History of Wappoo Creek – Elliott Cut, AICW Statute Miles 470 to 472
Our thanks to Tommy Bessinger for this question to which I am sure many boaters who have fought the opposing swift current through Wappoo Creek – Elliott Cut will have answers and opinions – no profanity, please! Elliott Cut is a short, narrow Waterway channel through a residential neighborhood of high steep banks connecting the Ashley River with the Stono River. Although references are made to “Wappoo Cut” and “Elliott Cut” as early as the 1770’s, Wappoo Creek, as charted, west of the Ashley River, becomes is a winding shallow creek running north of Elliott’s Cut. Elliott’s Cut, named for William Elliott, was dredged to bypass the twists of Wappoo Creek and was dredged to the current depth in the late 1880’s as part of the Intracoastal Waterway Project. Historians, please add your two-cents or more to help allay Tommy’s questions!

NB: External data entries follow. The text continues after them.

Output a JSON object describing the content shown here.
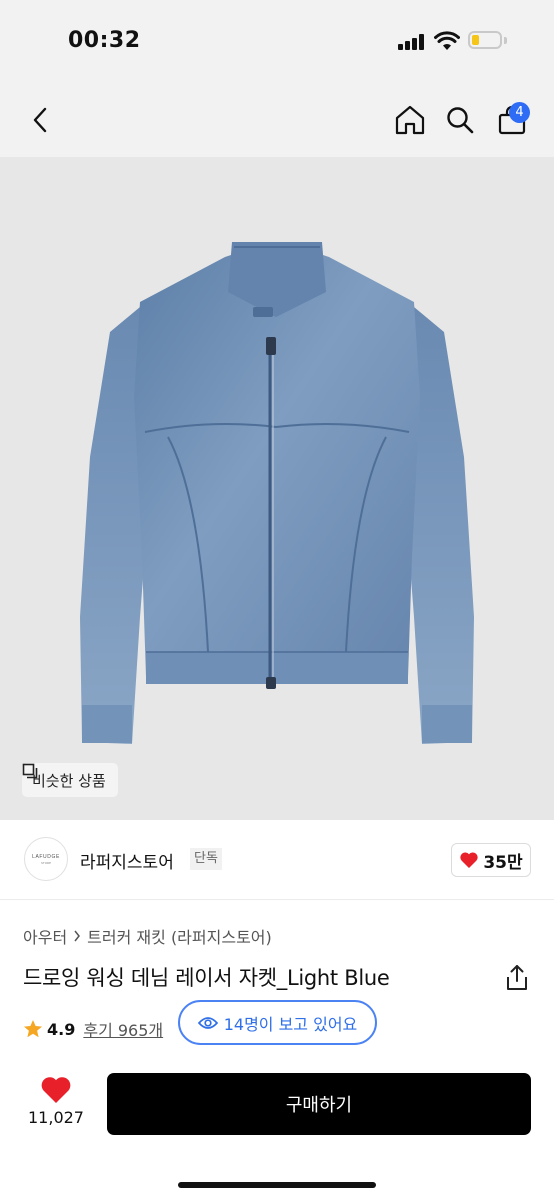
{
  "status_bar": {
    "time": "00:32"
  },
  "nav": {
    "cart_count": "4"
  },
  "product_image": {
    "similar_label": "비슷한 상품"
  },
  "store": {
    "name": "라퍼지스토어",
    "tag": "단독",
    "logo_text": "LAFUDGE",
    "logo_sub": "STORE",
    "likes": "35만"
  },
  "breadcrumb": [
    "아우터",
    "트러커 재킷 (라퍼지스토어)"
  ],
  "product": {
    "title": "드로잉 워싱 데님 레이서 자켓_Light Blue",
    "rating": "4.9",
    "reviews": "후기 965개",
    "viewing": "14명이 보고 있어요"
  },
  "action_bar": {
    "favorite_count": "11,027",
    "buy_label": "구매하기"
  },
  "colors": {
    "accent_blue": "#2e6cf5",
    "heart_red": "#e8202a",
    "star_orange": "#f5a623",
    "buy_button": "#000000"
  },
  "icons": [
    "back-icon",
    "home-icon",
    "search-icon",
    "cart-icon",
    "similar-icon",
    "heart-icon",
    "share-icon",
    "star-icon",
    "eye-icon"
  ]
}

I live on Elliott’s Cut in the neighborhood of Edgewater Park. Lived here most of my life. I have looked and I cannot find any of the history of the construction of Elliott’s Cut and how and when it came to be. Can anyone please point me in the right direction for information please? Thank you!!!

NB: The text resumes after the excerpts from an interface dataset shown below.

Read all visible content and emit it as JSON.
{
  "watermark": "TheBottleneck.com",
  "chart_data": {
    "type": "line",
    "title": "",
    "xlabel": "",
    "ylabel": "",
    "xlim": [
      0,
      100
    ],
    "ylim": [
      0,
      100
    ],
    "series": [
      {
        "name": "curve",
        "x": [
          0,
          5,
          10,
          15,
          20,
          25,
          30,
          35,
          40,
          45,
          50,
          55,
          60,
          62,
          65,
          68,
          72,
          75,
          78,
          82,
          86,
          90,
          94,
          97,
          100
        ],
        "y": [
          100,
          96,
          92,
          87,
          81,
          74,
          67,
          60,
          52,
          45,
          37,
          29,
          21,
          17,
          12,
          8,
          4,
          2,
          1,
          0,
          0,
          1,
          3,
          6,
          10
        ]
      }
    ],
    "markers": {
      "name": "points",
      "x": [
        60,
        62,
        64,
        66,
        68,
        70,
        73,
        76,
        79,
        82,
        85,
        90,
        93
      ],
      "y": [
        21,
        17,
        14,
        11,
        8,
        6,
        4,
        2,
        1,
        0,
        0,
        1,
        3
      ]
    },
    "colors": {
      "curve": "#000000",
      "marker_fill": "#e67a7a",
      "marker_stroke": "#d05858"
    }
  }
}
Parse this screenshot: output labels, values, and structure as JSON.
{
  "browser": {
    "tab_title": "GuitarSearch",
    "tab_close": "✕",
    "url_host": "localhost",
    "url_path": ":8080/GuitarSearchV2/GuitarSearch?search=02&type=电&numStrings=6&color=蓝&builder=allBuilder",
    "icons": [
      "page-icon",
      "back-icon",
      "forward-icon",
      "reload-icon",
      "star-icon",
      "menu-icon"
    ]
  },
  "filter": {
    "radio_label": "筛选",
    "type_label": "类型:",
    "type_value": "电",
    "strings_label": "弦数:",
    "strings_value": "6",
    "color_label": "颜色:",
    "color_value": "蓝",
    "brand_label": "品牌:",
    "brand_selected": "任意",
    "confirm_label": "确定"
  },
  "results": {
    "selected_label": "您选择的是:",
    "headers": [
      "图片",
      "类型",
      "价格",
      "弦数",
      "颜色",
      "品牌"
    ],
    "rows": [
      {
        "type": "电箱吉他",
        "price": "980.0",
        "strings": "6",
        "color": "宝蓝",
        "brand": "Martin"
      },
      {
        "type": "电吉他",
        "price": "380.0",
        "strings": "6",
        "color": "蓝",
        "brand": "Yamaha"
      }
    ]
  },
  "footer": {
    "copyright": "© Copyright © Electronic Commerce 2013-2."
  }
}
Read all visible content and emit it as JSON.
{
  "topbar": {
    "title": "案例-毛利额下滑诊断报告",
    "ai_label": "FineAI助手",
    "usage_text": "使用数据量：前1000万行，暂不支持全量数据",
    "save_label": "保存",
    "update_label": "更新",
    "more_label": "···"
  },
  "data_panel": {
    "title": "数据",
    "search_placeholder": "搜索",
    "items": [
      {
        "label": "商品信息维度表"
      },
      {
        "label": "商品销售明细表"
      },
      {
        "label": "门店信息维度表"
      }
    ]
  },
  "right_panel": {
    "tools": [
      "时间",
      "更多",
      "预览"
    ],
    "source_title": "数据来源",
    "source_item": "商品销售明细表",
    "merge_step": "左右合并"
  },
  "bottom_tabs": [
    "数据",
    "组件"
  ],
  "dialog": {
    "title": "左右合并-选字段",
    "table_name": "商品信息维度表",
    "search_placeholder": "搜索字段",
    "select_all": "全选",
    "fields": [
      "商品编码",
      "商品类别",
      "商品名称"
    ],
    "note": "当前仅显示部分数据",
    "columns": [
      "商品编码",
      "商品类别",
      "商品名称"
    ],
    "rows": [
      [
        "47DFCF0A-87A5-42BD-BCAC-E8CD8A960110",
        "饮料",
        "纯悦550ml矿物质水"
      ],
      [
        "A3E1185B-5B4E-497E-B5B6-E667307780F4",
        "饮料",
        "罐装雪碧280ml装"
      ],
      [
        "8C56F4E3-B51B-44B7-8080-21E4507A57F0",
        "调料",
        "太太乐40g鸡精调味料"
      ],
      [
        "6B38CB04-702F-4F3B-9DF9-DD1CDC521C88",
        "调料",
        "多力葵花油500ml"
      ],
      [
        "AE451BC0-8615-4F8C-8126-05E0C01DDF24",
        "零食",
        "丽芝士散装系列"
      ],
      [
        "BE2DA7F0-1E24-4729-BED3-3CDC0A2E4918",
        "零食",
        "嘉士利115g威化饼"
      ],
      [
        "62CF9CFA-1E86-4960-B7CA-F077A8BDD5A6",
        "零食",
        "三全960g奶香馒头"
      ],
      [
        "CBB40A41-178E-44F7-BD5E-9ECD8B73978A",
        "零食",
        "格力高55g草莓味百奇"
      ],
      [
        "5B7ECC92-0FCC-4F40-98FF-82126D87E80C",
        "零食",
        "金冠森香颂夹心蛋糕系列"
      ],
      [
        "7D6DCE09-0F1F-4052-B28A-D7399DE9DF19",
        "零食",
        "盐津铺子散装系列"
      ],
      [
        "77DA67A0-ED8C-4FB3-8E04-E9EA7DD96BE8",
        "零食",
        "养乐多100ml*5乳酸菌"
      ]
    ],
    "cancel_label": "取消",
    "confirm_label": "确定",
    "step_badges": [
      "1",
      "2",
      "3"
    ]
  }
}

References from Google:
Leaving Charleston Harbor south, the Intracoastal Waterway passed from the Ashley River through the Wappoo Cut and continued along a sinuous string of tidal streams and land cuts 66.5 miles to the Beaufort River at Beaufort, South Carolina. Better than the segment to the north of Charleston, the existing inland water course from Charleston to Beaufort had a minimum depth of six (6) feet, interrupted at only four locations, and, except for a six (6) mile passage across the St. Helena Sound, was well protected from the sea.

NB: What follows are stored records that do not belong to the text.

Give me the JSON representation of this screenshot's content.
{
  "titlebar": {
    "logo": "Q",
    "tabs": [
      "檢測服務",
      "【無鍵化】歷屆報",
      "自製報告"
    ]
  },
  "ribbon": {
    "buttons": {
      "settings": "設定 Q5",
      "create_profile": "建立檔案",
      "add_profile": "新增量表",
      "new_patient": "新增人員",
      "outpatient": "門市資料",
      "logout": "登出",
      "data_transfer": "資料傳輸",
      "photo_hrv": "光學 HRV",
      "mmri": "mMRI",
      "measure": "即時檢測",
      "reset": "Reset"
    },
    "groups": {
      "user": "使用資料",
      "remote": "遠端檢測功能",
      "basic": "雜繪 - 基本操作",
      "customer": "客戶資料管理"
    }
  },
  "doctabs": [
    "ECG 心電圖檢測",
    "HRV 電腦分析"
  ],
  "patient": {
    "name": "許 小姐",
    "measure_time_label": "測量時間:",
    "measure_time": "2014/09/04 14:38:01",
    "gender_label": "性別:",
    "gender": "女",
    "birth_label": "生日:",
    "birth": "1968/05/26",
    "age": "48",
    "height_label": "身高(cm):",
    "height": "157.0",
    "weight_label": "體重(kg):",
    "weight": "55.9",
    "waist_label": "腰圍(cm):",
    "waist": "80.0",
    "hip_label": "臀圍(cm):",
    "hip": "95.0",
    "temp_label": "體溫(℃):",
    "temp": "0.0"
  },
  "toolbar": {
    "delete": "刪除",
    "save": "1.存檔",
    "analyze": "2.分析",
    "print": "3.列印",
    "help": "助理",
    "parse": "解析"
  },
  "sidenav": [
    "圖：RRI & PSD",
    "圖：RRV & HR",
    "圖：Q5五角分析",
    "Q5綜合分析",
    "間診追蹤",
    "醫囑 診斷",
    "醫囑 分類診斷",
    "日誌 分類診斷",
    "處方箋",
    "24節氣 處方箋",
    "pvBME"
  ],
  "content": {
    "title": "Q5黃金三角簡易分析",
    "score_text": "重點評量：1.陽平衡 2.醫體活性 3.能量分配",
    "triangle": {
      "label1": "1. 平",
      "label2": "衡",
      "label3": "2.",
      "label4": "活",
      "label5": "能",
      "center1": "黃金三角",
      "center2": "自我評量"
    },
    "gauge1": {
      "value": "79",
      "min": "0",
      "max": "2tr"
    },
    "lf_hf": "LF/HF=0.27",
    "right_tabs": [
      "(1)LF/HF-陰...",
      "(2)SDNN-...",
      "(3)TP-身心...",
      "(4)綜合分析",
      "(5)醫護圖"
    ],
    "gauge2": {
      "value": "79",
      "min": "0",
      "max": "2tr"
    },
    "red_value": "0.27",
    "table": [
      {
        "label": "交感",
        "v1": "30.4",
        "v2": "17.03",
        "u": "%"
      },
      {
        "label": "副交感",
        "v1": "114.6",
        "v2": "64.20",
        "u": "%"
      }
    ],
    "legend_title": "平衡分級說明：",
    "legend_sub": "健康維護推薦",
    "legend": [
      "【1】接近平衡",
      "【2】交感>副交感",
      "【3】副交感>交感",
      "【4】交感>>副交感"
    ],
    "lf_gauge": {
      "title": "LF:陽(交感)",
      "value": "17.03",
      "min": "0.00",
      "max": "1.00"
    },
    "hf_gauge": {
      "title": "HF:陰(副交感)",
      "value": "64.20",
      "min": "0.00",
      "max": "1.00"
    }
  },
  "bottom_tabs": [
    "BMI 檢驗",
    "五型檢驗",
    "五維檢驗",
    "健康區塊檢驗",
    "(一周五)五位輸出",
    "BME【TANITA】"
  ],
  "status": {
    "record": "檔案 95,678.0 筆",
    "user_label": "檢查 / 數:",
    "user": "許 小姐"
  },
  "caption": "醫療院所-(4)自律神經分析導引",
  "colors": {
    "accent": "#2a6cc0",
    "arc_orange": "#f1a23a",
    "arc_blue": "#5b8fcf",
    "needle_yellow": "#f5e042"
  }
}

Earlier work on this segment of the waterway tackled its most problematic stretches. The first undertaking was at Wappoo Cut, a crooked and shallow creek that joined the Ashley and Steno rivers. By dredging and by a cutoff bypassing some of the worst bends, a project authorized in 1881 created a channel through the cut six (6) feet deep and sixty (60) feet wide. At the other end of this segment, a project adopted in 1890 improved Brickyard Creek. A continuation of the Beaufort River, Brickyard Creek had a fairly good seven (7) foot channel except near its juncture with the Coosaw River, where the channel practically disappeared among shoals. Work completed in 1905 provided the creek with a constant seven (7) foot depth and “convenient width.” A third improvement, made in 1905-1906, was the construction of Fenwicks Island Cut in the central portion of this segment. It replaced a narrow, tortuous, and shallow passage through Mosquito Creek – the cut, seven (7) feet deep and ninety (90) feet wide, connected the South Edisto River with the Ashepoo River.
J.D. Lewis – PO Box 1188 – Little River, SC 29566
From The Siege of Charleston 1780 by Gen. Wilmot G. DeSaussure
Click Here To Open A Chart View Window, Zoomed To the Location of the Elliott Cut – Wappoo Creek Section of the AICW